The 16" wheel with roughly 3" cranks and resistance from the bearings was crap to ride, and very frustrating. I gave up many times during the roughly six weeks I spent trying to gain control of it.
At some point during that time, my neighbor had his Schwinn out and a bunch of neighborhood kids were taking turns trying to ride it with varying levels of success. When I finally got my turn, in one try, I went at least 50 meters, maybe as far as 100. It was so easy! A “real” proper unicycle with a pneumatic tire, wheel bearings, bicycle pedals, etc.!

Then I handed it off to the next kid, and went back to my P.O.S. uni with more confidence. It fell apart when I started trying to turn left & right on it.

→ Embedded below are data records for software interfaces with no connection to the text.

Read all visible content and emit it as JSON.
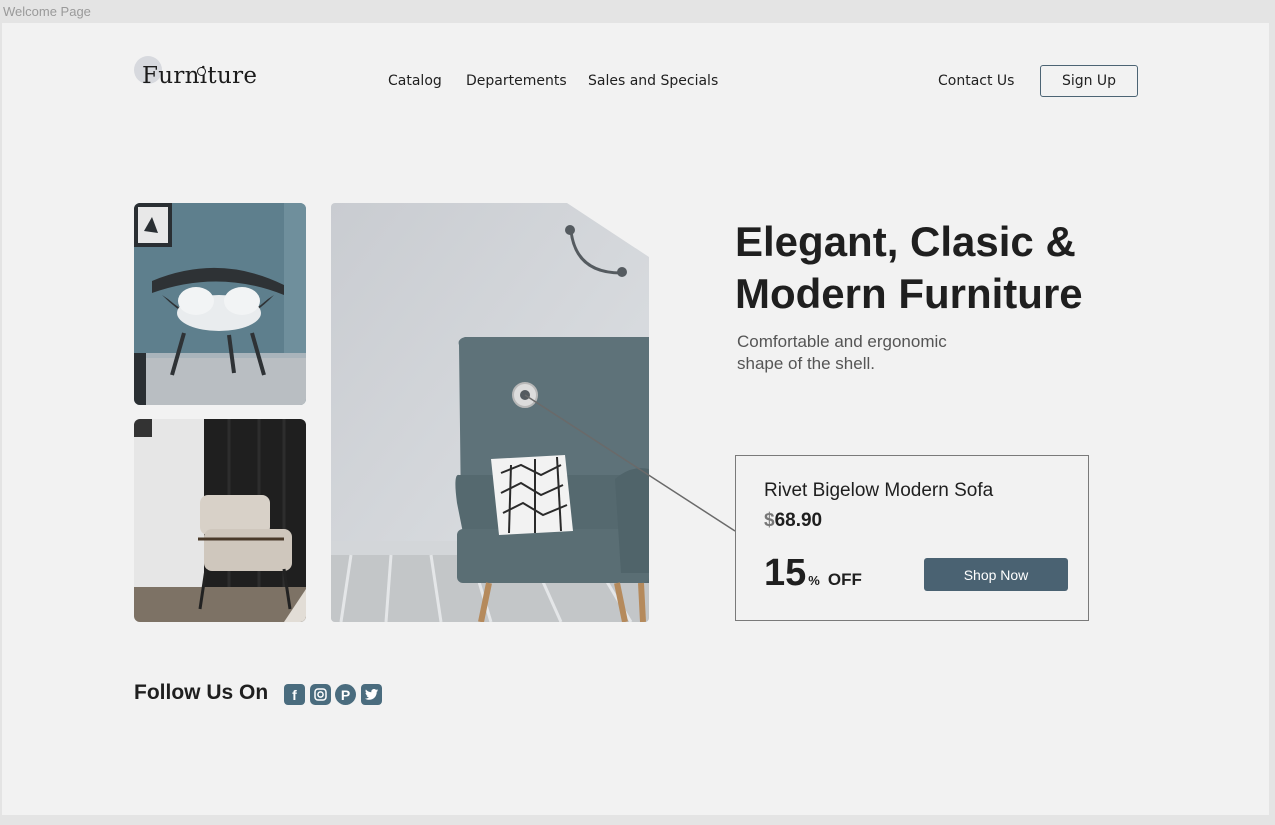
{
  "window": {
    "title": "Welcome Page"
  },
  "brand": {
    "logo_text": "Furniture"
  },
  "nav": {
    "items": [
      {
        "label": "Catalog"
      },
      {
        "label": "Departements"
      },
      {
        "label": "Sales and Specials"
      }
    ],
    "contact_label": "Contact Us",
    "signup_label": "Sign Up"
  },
  "hero": {
    "headline_line1": "Elegant, Clasic &",
    "headline_line2": "Modern Furniture",
    "subtitle_line1": "Comfortable and ergonomic",
    "subtitle_line2": "shape of the shell."
  },
  "product": {
    "name": "Rivet Bigelow Modern Sofa",
    "currency": "$",
    "price": "68.90",
    "discount_value": "15",
    "discount_unit": "%",
    "discount_label": "OFF",
    "cta_label": "Shop Now"
  },
  "social": {
    "label": "Follow Us On",
    "icons": [
      "facebook-icon",
      "instagram-icon",
      "pinterest-icon",
      "twitter-icon"
    ]
  },
  "colors": {
    "accent": "#4a6272",
    "background": "#f2f2f2",
    "text": "#1f1f1f"
  }
}
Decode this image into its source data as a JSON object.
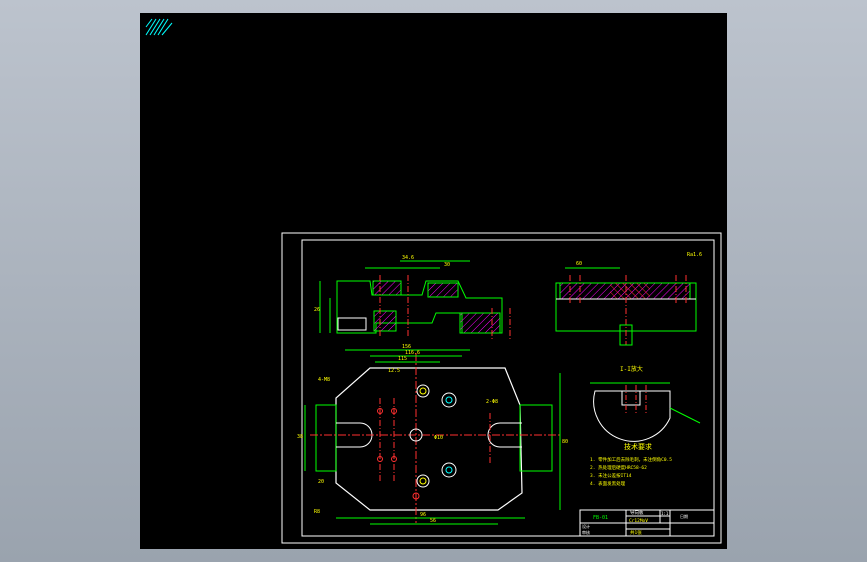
{
  "colors": {
    "background": "#000000",
    "frame": "#ffffff",
    "outline": "#00ff00",
    "centerline": "#ff3030",
    "hatch": "#ff00ff",
    "dimension": "#00ff00",
    "text": "#ffff00",
    "ucs_icon": "#00ffff"
  },
  "icons": {
    "ucs": "ucs-icon"
  },
  "titles": {
    "view_detail": "I-I放大",
    "tech_req": "技术要求"
  },
  "tech_notes": [
    "1. 零件加工后去除毛刺，未注倒角C0.5",
    "2. 热处理后硬度HRC58-62",
    "3. 未注公差按IT14",
    "4. 表面发黑处理"
  ],
  "dims": {
    "d1": "34.6",
    "d2": "30",
    "d3": "26",
    "d4": "60",
    "d5": "156",
    "d6": "116.6",
    "d7": "115",
    "d8": "96",
    "d9": "56",
    "d10": "38",
    "d11": "80",
    "d12": "20",
    "d13": "4-M8",
    "d14": "2-Φ8",
    "d15": "Φ10",
    "d16": "R8",
    "d17": "12.5",
    "d18": "Ra1.6"
  },
  "title_block": {
    "drawing_no": "FB-01",
    "part_name": "导向板",
    "material": "Cr12MoV",
    "scale": "1:1",
    "sheet": "共1张",
    "label_design": "设计",
    "label_check": "审核",
    "label_date": "日期"
  }
}
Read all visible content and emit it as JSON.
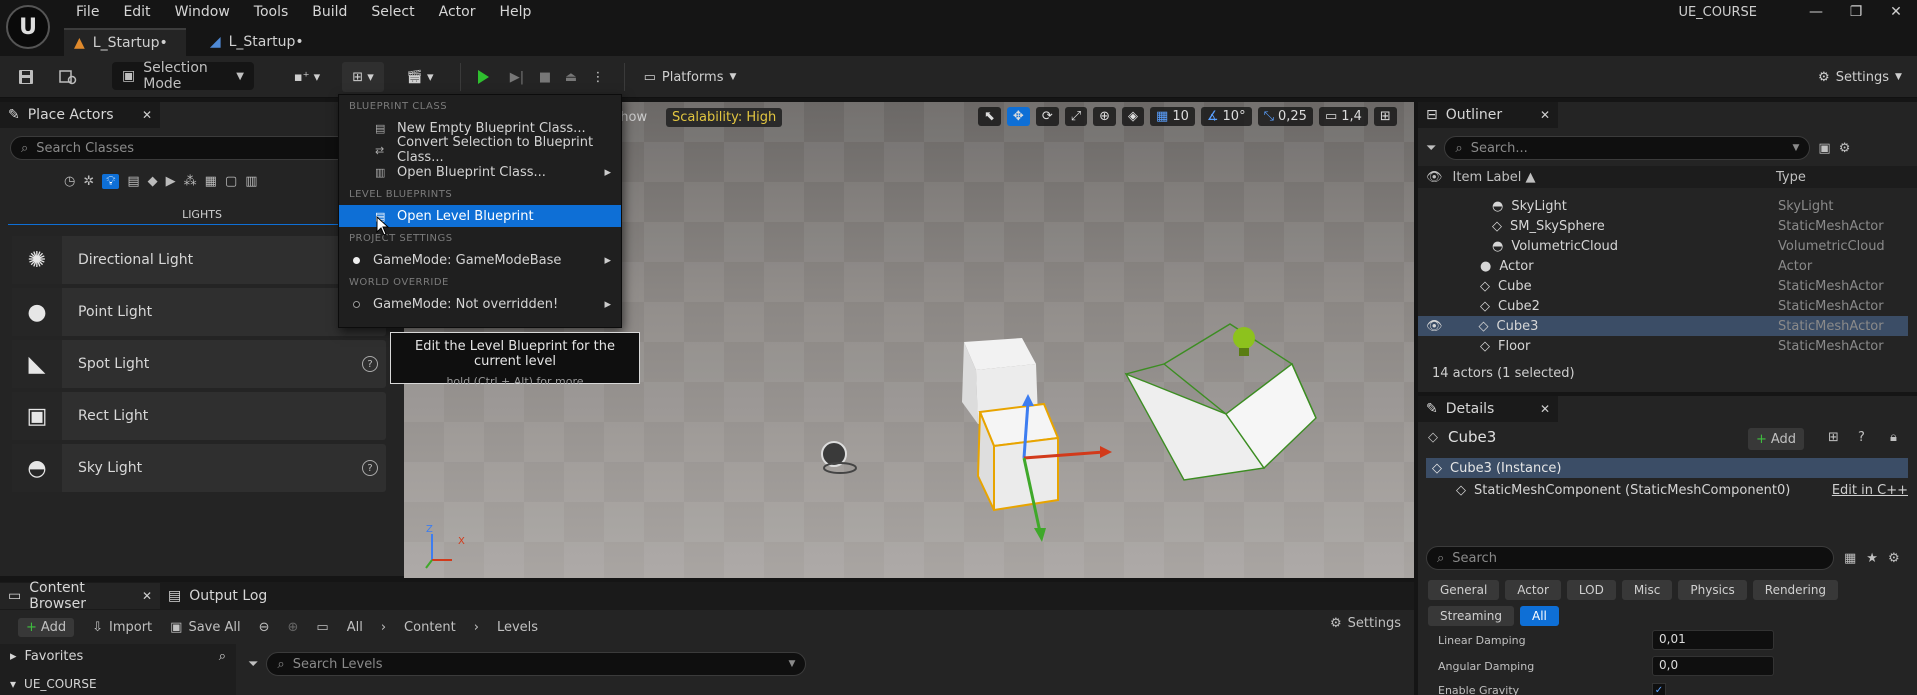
{
  "window": {
    "logo_text": "U",
    "menu": [
      "File",
      "Edit",
      "Window",
      "Tools",
      "Build",
      "Select",
      "Actor",
      "Help"
    ],
    "project_name": "UE_COURSE",
    "controls": {
      "minimize": "—",
      "restore": "❐",
      "close": "✕"
    }
  },
  "tabs": [
    {
      "label": "L_Startup•",
      "active": true
    },
    {
      "label": "L_Startup•",
      "active": false
    }
  ],
  "toolbar": {
    "selection_mode": "Selection Mode",
    "platforms": "Platforms",
    "settings": "Settings"
  },
  "place_actors": {
    "title": "Place Actors",
    "search_placeholder": "Search Classes",
    "category_heading": "LIGHTS",
    "items": [
      {
        "label": "Directional Light",
        "icon": "sun-icon"
      },
      {
        "label": "Point Light",
        "icon": "bulb-icon"
      },
      {
        "label": "Spot Light",
        "icon": "spotlight-icon"
      },
      {
        "label": "Rect Light",
        "icon": "rect-light-icon"
      },
      {
        "label": "Sky Light",
        "icon": "sky-light-icon"
      }
    ]
  },
  "viewport": {
    "show_label": "Show",
    "scalability": "Scalability: High",
    "grid_snap": "10",
    "rotation_snap": "10°",
    "scale_snap": "0,25",
    "camera_speed": "1,4",
    "axis_x": "X",
    "axis_z": "Z"
  },
  "blueprint_menu": {
    "sections": {
      "blueprint_class": "BLUEPRINT CLASS",
      "level_blueprints": "LEVEL BLUEPRINTS",
      "project_settings": "PROJECT SETTINGS",
      "world_override": "WORLD OVERRIDE"
    },
    "new_empty": "New Empty Blueprint Class...",
    "convert_selection": "Convert Selection to Blueprint Class...",
    "open_blueprint_class": "Open Blueprint Class...",
    "open_level_blueprint": "Open Level Blueprint",
    "gamemode_project": "GameMode: GameModeBase",
    "gamemode_world": "GameMode: Not overridden!"
  },
  "tooltip": {
    "main": "Edit the Level Blueprint for the current level",
    "hint": "hold (Ctrl + Alt) for more"
  },
  "outliner": {
    "title": "Outliner",
    "search_placeholder": "Search...",
    "col_label": "Item Label ▲",
    "col_type": "Type",
    "rows": [
      {
        "label": "SkyLight",
        "type": "SkyLight",
        "indent": 2,
        "selected": false
      },
      {
        "label": "SM_SkySphere",
        "type": "StaticMeshActor",
        "indent": 2,
        "selected": false
      },
      {
        "label": "VolumetricCloud",
        "type": "VolumetricCloud",
        "indent": 2,
        "selected": false
      },
      {
        "label": "Actor",
        "type": "Actor",
        "indent": 1,
        "selected": false
      },
      {
        "label": "Cube",
        "type": "StaticMeshActor",
        "indent": 1,
        "selected": false
      },
      {
        "label": "Cube2",
        "type": "StaticMeshActor",
        "indent": 1,
        "selected": false
      },
      {
        "label": "Cube3",
        "type": "StaticMeshActor",
        "indent": 1,
        "selected": true
      },
      {
        "label": "Floor",
        "type": "StaticMeshActor",
        "indent": 1,
        "selected": false
      }
    ],
    "status": "14 actors (1 selected)"
  },
  "details": {
    "title": "Details",
    "object_name": "Cube3",
    "add_label": "Add",
    "instance_label": "Cube3 (Instance)",
    "component_label": "StaticMeshComponent (StaticMeshComponent0)",
    "edit_cpp": "Edit in C++",
    "search_placeholder": "Search",
    "categories": [
      {
        "label": "General",
        "active": false
      },
      {
        "label": "Actor",
        "active": false
      },
      {
        "label": "LOD",
        "active": false
      },
      {
        "label": "Misc",
        "active": false
      },
      {
        "label": "Physics",
        "active": false
      },
      {
        "label": "Rendering",
        "active": false
      },
      {
        "label": "Streaming",
        "active": false
      },
      {
        "label": "All",
        "active": true
      }
    ],
    "props": [
      {
        "label": "Linear Damping",
        "value": "0,01"
      },
      {
        "label": "Angular Damping",
        "value": "0,0"
      },
      {
        "label": "Enable Gravity",
        "value": "✓"
      }
    ]
  },
  "content_browser": {
    "tab_title": "Content Browser",
    "output_log": "Output Log",
    "add": "Add",
    "import": "Import",
    "save_all": "Save All",
    "path": [
      "All",
      "Content",
      "Levels"
    ],
    "settings": "Settings",
    "favorites": "Favorites",
    "project_root": "UE_COURSE",
    "search_placeholder": "Search Levels"
  }
}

So that’s my first two remembered milestones. The third was “mastering” the 6’ Schwinn Giraffe. Note, this was three years after milestone #2, with ZERO unicycling since that P.O.S. Troxel fell apart. Another neighbor, Brad Nowak (Bradley Bradley) had recently purchased a Schwinn Giraffe. He didn’t own a regular unicycle. Eventually I had to have a crack at it. We were 17 and indestructible, so why not just try riding away from the hood of a car? After much hemming and hawing at the idea, I finally started making attempts to go somewhere. Lots of dismounts, but most to my feet. About 45 minutes later, I had successfully ridden away from the car, which was parked on the street, made a 180 degree turn to bump up onto his driveway, and rode all the way to the back-yard garage, where there was a basketball hoop. I COULD RIDE!!!

Milestone 4: Stupid, Stupid Long Ride! About a week after Milestone #3, Bradley and I headed out on a multi-mile ride to a McDonalds across town, to meet our high school football team on their way back from a very far away game, as they approached being one of the top high school teams in the state. We had the Giraffe, and a borrowed Schwinn 20". Neither of us could freemount the Giraffe. we used posts, poles, someone else’s car, etc. I don’t remember if I could freemount the 20" either. I’ve just stopped to map the distance, and it was about 7 miles (11.2 km)! On that day we learned about severe crotch “discomfort” and painful urination when we finally got there. It was dark, it was cold (November, I think), and neither of us was up for riding back. So we started walking. Less than a mile down the road, my brother happened to drive by, totally by chance, and pick us up!

Beginner tip: Don’t go for a 7-mile (one way) ride if you’ve only been riding for about a week.

Some other early milestones:

  • Freemounting the Giraffe
  • Finding the local unicycle club (Redford, Michigan)
  • First parade, first show (with the club)
    All of this was in 1979-1980.

I didn’t take med 7 miles to uncover that secret :grin: